§ **What is being asked**:
All lines below containing the string "legend" are to be copied.

Excerpts from an interface dataset:
*-*-*

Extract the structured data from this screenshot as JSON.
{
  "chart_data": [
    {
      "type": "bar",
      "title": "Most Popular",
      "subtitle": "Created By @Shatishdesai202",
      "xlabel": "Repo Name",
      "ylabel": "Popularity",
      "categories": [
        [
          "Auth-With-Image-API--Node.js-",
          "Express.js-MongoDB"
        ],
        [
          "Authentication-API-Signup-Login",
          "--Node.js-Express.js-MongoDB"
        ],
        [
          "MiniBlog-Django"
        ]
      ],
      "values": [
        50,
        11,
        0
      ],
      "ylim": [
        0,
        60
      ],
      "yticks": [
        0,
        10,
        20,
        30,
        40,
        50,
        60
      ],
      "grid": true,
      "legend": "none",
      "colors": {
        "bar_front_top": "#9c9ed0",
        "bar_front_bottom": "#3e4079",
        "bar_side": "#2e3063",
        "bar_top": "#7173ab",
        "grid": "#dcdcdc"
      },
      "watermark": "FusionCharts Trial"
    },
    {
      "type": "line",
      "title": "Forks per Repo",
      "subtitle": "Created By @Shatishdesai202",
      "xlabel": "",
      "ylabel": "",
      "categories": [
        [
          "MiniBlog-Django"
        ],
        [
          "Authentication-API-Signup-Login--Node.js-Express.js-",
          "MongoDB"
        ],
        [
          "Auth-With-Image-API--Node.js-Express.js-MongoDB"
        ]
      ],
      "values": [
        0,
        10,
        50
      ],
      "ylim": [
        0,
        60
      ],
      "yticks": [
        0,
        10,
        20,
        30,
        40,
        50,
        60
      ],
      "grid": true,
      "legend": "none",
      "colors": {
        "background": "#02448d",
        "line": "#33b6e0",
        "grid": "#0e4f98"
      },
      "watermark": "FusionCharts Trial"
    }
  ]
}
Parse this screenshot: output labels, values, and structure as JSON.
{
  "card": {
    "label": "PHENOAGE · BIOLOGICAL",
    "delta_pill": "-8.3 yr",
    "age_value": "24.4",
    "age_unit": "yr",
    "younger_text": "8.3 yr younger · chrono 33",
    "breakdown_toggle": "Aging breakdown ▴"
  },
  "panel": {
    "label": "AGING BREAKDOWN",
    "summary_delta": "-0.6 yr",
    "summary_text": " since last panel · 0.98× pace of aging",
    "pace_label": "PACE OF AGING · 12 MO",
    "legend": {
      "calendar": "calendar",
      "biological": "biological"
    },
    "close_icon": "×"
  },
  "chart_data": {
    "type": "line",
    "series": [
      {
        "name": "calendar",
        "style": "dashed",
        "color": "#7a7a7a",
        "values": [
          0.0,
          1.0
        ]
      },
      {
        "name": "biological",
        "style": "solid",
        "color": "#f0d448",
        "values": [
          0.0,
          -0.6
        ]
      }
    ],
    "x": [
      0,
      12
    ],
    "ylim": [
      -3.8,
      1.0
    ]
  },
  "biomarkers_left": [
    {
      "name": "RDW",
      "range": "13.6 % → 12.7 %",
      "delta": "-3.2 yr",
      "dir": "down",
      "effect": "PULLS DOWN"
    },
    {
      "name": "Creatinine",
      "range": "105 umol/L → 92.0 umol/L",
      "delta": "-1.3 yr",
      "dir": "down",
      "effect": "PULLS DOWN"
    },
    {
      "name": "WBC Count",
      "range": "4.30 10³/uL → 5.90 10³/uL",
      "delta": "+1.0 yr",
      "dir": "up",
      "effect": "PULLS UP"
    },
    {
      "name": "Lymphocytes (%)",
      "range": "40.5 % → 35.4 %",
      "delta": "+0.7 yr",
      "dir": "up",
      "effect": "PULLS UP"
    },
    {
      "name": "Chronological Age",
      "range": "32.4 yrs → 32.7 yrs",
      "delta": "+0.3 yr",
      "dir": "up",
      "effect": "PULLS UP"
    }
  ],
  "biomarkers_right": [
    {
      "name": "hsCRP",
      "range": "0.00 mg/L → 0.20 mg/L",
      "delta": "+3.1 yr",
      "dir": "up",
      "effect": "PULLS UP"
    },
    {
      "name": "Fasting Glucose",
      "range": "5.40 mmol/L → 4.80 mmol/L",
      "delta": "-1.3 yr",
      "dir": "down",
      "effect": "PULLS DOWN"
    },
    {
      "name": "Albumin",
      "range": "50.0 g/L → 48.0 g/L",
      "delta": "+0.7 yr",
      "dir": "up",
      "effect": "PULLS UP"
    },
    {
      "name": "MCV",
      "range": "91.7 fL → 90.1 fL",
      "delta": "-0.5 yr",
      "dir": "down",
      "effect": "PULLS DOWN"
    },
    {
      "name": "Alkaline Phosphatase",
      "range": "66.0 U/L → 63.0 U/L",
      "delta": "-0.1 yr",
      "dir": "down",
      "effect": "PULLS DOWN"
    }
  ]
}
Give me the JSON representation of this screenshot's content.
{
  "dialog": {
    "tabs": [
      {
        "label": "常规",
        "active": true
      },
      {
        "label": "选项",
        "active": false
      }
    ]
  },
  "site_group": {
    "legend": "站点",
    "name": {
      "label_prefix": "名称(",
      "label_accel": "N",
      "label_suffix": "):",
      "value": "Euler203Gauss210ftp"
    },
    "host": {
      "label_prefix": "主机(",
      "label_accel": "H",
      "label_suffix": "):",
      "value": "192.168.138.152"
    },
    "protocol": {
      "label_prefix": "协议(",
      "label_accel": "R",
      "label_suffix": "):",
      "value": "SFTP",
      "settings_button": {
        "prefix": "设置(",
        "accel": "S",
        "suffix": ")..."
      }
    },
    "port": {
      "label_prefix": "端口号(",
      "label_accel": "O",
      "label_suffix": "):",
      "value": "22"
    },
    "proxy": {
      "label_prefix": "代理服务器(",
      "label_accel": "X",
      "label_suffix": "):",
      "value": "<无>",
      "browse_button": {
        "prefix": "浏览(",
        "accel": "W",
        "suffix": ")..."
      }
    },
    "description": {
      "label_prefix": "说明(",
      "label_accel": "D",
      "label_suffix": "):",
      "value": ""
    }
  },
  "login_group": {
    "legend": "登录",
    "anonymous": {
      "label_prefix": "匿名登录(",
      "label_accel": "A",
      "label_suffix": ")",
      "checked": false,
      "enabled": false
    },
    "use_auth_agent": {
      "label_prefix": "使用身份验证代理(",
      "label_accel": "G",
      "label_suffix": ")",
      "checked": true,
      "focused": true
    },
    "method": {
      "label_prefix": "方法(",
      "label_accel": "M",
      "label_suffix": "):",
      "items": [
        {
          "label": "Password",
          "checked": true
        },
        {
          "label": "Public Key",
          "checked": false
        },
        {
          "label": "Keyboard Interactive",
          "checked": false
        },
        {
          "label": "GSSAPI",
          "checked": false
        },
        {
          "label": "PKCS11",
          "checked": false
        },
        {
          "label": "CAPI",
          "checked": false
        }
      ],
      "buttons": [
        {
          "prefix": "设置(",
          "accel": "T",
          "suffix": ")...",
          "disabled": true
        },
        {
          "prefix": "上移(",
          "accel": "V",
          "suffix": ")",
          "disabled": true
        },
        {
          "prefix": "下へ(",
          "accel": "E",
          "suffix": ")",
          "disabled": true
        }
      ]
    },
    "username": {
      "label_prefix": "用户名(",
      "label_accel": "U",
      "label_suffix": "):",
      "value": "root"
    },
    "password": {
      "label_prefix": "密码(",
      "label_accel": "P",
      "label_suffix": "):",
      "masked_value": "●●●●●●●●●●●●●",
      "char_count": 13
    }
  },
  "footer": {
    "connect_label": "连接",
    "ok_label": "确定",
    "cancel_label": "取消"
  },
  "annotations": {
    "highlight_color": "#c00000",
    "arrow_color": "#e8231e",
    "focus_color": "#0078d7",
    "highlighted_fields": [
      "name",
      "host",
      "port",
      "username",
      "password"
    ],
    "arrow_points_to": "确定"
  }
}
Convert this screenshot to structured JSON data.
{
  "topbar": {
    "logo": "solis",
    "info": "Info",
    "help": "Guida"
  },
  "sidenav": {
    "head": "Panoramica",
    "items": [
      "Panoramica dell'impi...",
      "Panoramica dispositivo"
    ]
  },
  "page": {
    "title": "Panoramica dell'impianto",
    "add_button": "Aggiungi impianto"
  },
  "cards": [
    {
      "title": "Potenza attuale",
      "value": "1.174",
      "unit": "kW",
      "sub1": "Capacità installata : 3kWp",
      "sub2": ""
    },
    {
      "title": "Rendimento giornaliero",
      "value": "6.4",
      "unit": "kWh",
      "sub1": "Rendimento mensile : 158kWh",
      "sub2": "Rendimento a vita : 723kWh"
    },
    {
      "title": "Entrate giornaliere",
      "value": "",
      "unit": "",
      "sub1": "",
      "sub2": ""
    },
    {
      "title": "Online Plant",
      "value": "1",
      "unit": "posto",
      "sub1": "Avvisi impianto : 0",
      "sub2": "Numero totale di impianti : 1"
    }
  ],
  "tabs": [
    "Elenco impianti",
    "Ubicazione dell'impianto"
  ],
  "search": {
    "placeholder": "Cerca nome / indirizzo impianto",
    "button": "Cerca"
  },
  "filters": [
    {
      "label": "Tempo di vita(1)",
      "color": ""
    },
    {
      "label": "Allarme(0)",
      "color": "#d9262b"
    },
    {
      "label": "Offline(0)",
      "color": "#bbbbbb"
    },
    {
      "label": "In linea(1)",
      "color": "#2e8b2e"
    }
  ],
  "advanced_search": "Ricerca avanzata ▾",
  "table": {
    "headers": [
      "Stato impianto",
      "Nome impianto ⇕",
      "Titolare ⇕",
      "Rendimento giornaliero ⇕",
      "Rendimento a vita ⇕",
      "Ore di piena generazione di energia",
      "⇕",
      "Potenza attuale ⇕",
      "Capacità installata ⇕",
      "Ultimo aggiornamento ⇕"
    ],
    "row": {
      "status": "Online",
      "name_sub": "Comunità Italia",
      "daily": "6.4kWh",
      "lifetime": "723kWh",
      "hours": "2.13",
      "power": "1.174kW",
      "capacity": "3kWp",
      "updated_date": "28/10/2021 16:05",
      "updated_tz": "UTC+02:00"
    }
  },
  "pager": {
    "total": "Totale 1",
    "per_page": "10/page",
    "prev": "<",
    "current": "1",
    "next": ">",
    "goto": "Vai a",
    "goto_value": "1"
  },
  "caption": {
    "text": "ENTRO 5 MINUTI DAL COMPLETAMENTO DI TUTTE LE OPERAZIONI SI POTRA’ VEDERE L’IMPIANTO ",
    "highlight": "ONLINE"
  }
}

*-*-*

§ **Result for this task**:
      "legend": "none",
      "legend": "none",
    "legend": {
    "legend": "站点",
    "legend": "登录",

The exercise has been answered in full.